◆ About this task ◆
Scan the listing below for the word "value" and copy every line where it occurs.
----
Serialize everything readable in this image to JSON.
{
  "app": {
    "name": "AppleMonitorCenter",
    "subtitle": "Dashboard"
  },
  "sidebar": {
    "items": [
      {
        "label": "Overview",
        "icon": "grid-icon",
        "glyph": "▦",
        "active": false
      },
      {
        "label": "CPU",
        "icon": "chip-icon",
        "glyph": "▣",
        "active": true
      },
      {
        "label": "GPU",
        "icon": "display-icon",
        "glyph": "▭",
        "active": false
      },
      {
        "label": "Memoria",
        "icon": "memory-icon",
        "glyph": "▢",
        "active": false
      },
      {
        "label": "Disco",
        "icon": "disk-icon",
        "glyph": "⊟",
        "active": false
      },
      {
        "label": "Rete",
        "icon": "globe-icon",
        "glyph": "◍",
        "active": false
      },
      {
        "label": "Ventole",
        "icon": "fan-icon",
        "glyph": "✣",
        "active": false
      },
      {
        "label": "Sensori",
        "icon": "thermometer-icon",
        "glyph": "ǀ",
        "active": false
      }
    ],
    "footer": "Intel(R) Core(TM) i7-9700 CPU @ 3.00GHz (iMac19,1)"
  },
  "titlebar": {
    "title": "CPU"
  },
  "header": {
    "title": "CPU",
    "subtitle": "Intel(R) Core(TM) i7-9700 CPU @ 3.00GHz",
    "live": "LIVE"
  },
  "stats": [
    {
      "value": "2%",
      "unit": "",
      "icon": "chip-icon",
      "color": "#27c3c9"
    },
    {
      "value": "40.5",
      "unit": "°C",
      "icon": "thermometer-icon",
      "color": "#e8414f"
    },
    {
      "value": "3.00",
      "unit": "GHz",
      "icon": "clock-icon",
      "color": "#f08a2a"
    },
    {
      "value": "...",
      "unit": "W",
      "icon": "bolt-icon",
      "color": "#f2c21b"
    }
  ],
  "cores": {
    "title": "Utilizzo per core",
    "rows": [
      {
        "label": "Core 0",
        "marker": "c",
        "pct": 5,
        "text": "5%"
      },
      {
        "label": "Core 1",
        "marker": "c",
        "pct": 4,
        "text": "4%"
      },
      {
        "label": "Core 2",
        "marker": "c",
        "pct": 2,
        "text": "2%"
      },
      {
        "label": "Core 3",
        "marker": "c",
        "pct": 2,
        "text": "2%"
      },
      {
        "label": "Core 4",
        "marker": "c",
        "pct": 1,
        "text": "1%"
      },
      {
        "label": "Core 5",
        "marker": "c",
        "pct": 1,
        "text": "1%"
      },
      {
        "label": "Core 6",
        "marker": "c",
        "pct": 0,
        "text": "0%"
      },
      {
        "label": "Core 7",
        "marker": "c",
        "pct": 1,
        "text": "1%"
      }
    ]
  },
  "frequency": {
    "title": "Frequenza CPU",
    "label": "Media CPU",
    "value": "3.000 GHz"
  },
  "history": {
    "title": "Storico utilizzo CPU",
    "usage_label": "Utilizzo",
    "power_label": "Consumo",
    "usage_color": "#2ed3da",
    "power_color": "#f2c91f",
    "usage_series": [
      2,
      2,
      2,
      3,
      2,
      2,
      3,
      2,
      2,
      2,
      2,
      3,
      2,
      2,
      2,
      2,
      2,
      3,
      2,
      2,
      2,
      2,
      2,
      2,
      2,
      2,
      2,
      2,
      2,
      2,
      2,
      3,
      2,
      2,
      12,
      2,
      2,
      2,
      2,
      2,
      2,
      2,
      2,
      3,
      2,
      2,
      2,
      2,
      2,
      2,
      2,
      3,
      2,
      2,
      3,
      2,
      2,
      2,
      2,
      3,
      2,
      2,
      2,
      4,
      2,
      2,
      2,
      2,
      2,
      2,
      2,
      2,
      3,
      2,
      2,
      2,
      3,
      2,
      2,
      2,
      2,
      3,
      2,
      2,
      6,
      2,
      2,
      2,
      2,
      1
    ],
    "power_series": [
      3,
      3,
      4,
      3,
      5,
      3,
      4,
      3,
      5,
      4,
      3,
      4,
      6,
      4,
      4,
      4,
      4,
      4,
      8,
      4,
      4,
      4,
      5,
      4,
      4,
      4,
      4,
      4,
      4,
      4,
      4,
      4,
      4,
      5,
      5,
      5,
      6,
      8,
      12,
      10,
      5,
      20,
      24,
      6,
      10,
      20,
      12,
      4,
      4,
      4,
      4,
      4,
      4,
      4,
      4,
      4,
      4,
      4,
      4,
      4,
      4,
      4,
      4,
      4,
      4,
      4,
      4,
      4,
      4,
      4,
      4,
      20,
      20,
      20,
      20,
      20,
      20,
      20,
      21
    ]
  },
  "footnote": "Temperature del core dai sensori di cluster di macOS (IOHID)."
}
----
◆ Result of the exercise ◆
      "value": "2%",
      "value": "40.5",
      "value": "3.00",
      "value": "...",
    "value": "3.000 GHz"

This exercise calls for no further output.